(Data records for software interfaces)
--

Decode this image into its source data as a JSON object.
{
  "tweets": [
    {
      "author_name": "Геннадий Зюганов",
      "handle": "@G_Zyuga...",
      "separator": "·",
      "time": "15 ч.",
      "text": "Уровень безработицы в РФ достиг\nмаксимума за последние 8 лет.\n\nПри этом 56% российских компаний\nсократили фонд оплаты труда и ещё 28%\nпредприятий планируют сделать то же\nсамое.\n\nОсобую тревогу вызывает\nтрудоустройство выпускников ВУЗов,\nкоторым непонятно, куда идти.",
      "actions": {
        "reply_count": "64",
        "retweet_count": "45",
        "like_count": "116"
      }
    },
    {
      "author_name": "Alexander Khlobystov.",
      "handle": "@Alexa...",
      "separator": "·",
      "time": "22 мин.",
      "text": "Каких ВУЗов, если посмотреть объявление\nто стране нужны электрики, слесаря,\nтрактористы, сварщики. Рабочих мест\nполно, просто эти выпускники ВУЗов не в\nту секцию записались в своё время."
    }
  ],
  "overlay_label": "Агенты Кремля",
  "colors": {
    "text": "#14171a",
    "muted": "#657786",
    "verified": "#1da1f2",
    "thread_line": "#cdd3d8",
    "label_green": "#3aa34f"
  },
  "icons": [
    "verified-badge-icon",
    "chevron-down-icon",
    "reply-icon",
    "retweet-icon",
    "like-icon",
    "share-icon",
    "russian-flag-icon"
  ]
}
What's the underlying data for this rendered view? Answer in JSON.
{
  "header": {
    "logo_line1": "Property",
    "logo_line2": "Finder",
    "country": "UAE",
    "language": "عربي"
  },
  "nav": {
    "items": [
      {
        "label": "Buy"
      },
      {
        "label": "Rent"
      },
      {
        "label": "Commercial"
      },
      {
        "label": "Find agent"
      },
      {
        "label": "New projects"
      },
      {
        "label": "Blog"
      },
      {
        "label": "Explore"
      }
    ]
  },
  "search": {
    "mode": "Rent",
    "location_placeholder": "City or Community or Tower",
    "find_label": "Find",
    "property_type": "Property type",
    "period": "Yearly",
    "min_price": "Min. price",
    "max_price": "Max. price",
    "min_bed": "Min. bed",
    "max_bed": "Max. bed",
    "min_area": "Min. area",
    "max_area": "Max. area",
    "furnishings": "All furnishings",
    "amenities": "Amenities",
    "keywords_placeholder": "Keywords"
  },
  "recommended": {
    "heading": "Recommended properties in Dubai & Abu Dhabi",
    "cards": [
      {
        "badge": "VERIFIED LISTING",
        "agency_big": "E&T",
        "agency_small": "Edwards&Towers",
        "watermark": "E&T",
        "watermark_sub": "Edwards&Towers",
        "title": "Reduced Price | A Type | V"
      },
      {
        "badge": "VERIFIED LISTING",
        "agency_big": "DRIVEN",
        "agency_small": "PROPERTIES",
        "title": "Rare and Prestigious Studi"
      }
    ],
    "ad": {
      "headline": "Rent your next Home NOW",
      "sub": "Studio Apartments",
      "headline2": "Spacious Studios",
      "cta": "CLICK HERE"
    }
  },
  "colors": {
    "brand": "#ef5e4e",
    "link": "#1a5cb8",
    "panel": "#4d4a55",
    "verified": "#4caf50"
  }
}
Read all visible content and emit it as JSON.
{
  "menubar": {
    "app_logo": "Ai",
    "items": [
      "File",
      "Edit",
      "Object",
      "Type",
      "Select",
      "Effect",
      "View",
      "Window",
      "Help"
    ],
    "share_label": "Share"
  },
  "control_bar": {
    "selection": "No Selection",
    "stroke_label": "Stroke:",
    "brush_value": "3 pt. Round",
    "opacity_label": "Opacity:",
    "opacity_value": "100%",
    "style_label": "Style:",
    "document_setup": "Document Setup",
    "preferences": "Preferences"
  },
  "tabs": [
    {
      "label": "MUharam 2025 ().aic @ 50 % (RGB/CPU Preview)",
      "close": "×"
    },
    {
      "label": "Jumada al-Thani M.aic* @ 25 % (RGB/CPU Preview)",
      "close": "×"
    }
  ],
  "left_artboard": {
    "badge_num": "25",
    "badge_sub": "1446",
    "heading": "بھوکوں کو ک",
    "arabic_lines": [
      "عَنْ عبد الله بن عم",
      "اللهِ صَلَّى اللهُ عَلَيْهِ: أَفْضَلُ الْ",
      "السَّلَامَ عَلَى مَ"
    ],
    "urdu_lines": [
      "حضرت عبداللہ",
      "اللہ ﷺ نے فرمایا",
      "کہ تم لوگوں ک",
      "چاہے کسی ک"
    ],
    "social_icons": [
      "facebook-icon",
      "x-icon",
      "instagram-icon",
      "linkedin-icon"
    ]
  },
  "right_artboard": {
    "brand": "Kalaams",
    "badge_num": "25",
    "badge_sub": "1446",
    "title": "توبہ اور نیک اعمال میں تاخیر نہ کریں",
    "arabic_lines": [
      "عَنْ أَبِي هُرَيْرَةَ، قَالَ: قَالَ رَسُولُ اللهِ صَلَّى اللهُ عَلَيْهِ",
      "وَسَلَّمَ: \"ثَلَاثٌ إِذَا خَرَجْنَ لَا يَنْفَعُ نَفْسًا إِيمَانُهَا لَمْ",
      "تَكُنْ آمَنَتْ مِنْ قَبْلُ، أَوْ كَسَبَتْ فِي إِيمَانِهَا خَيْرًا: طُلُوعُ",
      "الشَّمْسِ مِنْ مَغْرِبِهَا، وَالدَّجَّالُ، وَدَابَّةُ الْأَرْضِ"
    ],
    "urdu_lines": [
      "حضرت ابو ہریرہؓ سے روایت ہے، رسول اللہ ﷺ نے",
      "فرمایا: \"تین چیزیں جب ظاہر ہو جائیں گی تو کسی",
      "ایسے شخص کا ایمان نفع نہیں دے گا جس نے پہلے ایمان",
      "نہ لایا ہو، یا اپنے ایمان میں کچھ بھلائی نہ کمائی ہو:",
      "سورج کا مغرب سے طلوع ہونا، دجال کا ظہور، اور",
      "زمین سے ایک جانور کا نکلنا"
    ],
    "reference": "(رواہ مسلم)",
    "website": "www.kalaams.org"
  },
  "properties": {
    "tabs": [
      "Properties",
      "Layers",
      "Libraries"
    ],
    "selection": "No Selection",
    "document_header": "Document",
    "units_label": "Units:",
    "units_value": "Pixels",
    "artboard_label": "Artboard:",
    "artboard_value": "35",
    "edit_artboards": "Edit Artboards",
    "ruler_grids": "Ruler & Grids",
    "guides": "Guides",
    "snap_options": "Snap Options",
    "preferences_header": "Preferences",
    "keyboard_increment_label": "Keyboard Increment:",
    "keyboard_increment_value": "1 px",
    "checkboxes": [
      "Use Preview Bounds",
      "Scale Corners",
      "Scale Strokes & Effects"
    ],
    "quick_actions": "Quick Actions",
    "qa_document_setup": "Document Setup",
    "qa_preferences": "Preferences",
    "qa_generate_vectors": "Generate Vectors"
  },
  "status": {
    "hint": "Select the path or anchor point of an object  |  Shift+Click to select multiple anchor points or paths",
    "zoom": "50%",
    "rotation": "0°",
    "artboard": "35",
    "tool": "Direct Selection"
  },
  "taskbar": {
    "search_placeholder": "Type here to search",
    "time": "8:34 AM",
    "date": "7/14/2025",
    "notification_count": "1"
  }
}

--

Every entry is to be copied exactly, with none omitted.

Decode this image into its source data as a JSON object.
{
  "tweets": [
    {
      "author_name": "Геннадий Зюганов",
      "handle": "@G_Zyuga...",
      "separator": "·",
      "time": "15 ч.",
      "text": "Уровень безработицы в РФ достиг\nмаксимума за последние 8 лет.\n\nПри этом 56% российских компаний\nсократили фонд оплаты труда и ещё 28%\nпредприятий планируют сделать то же\nсамое.\n\nОсобую тревогу вызывает\nтрудоустройство выпускников ВУЗов,\nкоторым непонятно, куда идти.",
      "actions": {
        "reply_count": "64",
        "retweet_count": "45",
        "like_count": "116"
      }
    },
    {
      "author_name": "Alexander Khlobystov.",
      "handle": "@Alexa...",
      "separator": "·",
      "time": "22 мин.",
      "text": "Каких ВУЗов, если посмотреть объявление\nто стране нужны электрики, слесаря,\nтрактористы, сварщики. Рабочих мест\nполно, просто эти выпускники ВУЗов не в\nту секцию записались в своё время."
    }
  ],
  "overlay_label": "Агенты Кремля",
  "colors": {
    "text": "#14171a",
    "muted": "#657786",
    "verified": "#1da1f2",
    "thread_line": "#cdd3d8",
    "label_green": "#3aa34f"
  },
  "icons": [
    "verified-badge-icon",
    "chevron-down-icon",
    "reply-icon",
    "retweet-icon",
    "like-icon",
    "share-icon",
    "russian-flag-icon"
  ]
}
What's the underlying data for this rendered view? Answer in JSON.
{
  "header": {
    "logo_line1": "Property",
    "logo_line2": "Finder",
    "country": "UAE",
    "language": "عربي"
  },
  "nav": {
    "items": [
      {
        "label": "Buy"
      },
      {
        "label": "Rent"
      },
      {
        "label": "Commercial"
      },
      {
        "label": "Find agent"
      },
      {
        "label": "New projects"
      },
      {
        "label": "Blog"
      },
      {
        "label": "Explore"
      }
    ]
  },
  "search": {
    "mode": "Rent",
    "location_placeholder": "City or Community or Tower",
    "find_label": "Find",
    "property_type": "Property type",
    "period": "Yearly",
    "min_price": "Min. price",
    "max_price": "Max. price",
    "min_bed": "Min. bed",
    "max_bed": "Max. bed",
    "min_area": "Min. area",
    "max_area": "Max. area",
    "furnishings": "All furnishings",
    "amenities": "Amenities",
    "keywords_placeholder": "Keywords"
  },
  "recommended": {
    "heading": "Recommended properties in Dubai & Abu Dhabi",
    "cards": [
      {
        "badge": "VERIFIED LISTING",
        "agency_big": "E&T",
        "agency_small": "Edwards&Towers",
        "watermark": "E&T",
        "watermark_sub": "Edwards&Towers",
        "title": "Reduced Price | A Type | V"
      },
      {
        "badge": "VERIFIED LISTING",
        "agency_big": "DRIVEN",
        "agency_small": "PROPERTIES",
        "title": "Rare and Prestigious Studi"
      }
    ],
    "ad": {
      "headline": "Rent your next Home NOW",
      "sub": "Studio Apartments",
      "headline2": "Spacious Studios",
      "cta": "CLICK HERE"
    }
  },
  "colors": {
    "brand": "#ef5e4e",
    "link": "#1a5cb8",
    "panel": "#4d4a55",
    "verified": "#4caf50"
  }
}
Read all visible content and emit it as JSON.
{
  "menubar": {
    "app_logo": "Ai",
    "items": [
      "File",
      "Edit",
      "Object",
      "Type",
      "Select",
      "Effect",
      "View",
      "Window",
      "Help"
    ],
    "share_label": "Share"
  },
  "control_bar": {
    "selection": "No Selection",
    "stroke_label": "Stroke:",
    "brush_value": "3 pt. Round",
    "opacity_label": "Opacity:",
    "opacity_value": "100%",
    "style_label": "Style:",
    "document_setup": "Document Setup",
    "preferences": "Preferences"
  },
  "tabs": [
    {
      "label": "MUharam 2025 ().aic @ 50 % (RGB/CPU Preview)",
      "close": "×"
    },
    {
      "label": "Jumada al-Thani M.aic* @ 25 % (RGB/CPU Preview)",
      "close": "×"
    }
  ],
  "left_artboard": {
    "badge_num": "25",
    "badge_sub": "1446",
    "heading": "بھوکوں کو ک",
    "arabic_lines": [
      "عَنْ عبد الله بن عم",
      "اللهِ صَلَّى اللهُ عَلَيْهِ: أَفْضَلُ الْ",
      "السَّلَامَ عَلَى مَ"
    ],
    "urdu_lines": [
      "حضرت عبداللہ",
      "اللہ ﷺ نے فرمایا",
      "کہ تم لوگوں ک",
      "چاہے کسی ک"
    ],
    "social_icons": [
      "facebook-icon",
      "x-icon",
      "instagram-icon",
      "linkedin-icon"
    ]
  },
  "right_artboard": {
    "brand": "Kalaams",
    "badge_num": "25",
    "badge_sub": "1446",
    "title": "توبہ اور نیک اعمال میں تاخیر نہ کریں",
    "arabic_lines": [
      "عَنْ أَبِي هُرَيْرَةَ، قَالَ: قَالَ رَسُولُ اللهِ صَلَّى اللهُ عَلَيْهِ",
      "وَسَلَّمَ: \"ثَلَاثٌ إِذَا خَرَجْنَ لَا يَنْفَعُ نَفْسًا إِيمَانُهَا لَمْ",
      "تَكُنْ آمَنَتْ مِنْ قَبْلُ، أَوْ كَسَبَتْ فِي إِيمَانِهَا خَيْرًا: طُلُوعُ",
      "الشَّمْسِ مِنْ مَغْرِبِهَا، وَالدَّجَّالُ، وَدَابَّةُ الْأَرْضِ"
    ],
    "urdu_lines": [
      "حضرت ابو ہریرہؓ سے روایت ہے، رسول اللہ ﷺ نے",
      "فرمایا: \"تین چیزیں جب ظاہر ہو جائیں گی تو کسی",
      "ایسے شخص کا ایمان نفع نہیں دے گا جس نے پہلے ایمان",
      "نہ لایا ہو، یا اپنے ایمان میں کچھ بھلائی نہ کمائی ہو:",
      "سورج کا مغرب سے طلوع ہونا، دجال کا ظہور، اور",
      "زمین سے ایک جانور کا نکلنا"
    ],
    "reference": "(رواہ مسلم)",
    "website": "www.kalaams.org"
  },
  "properties": {
    "tabs": [
      "Properties",
      "Layers",
      "Libraries"
    ],
    "selection": "No Selection",
    "document_header": "Document",
    "units_label": "Units:",
    "units_value": "Pixels",
    "artboard_label": "Artboard:",
    "artboard_value": "35",
    "edit_artboards": "Edit Artboards",
    "ruler_grids": "Ruler & Grids",
    "guides": "Guides",
    "snap_options": "Snap Options",
    "preferences_header": "Preferences",
    "keyboard_increment_label": "Keyboard Increment:",
    "keyboard_increment_value": "1 px",
    "checkboxes": [
      "Use Preview Bounds",
      "Scale Corners",
      "Scale Strokes & Effects"
    ],
    "quick_actions": "Quick Actions",
    "qa_document_setup": "Document Setup",
    "qa_preferences": "Preferences",
    "qa_generate_vectors": "Generate Vectors"
  },
  "status": {
    "hint": "Select the path or anchor point of an object  |  Shift+Click to select multiple anchor points or paths",
    "zoom": "50%",
    "rotation": "0°",
    "artboard": "35",
    "tool": "Direct Selection"
  },
  "taskbar": {
    "search_placeholder": "Type here to search",
    "time": "8:34 AM",
    "date": "7/14/2025",
    "notification_count": "1"
  }
}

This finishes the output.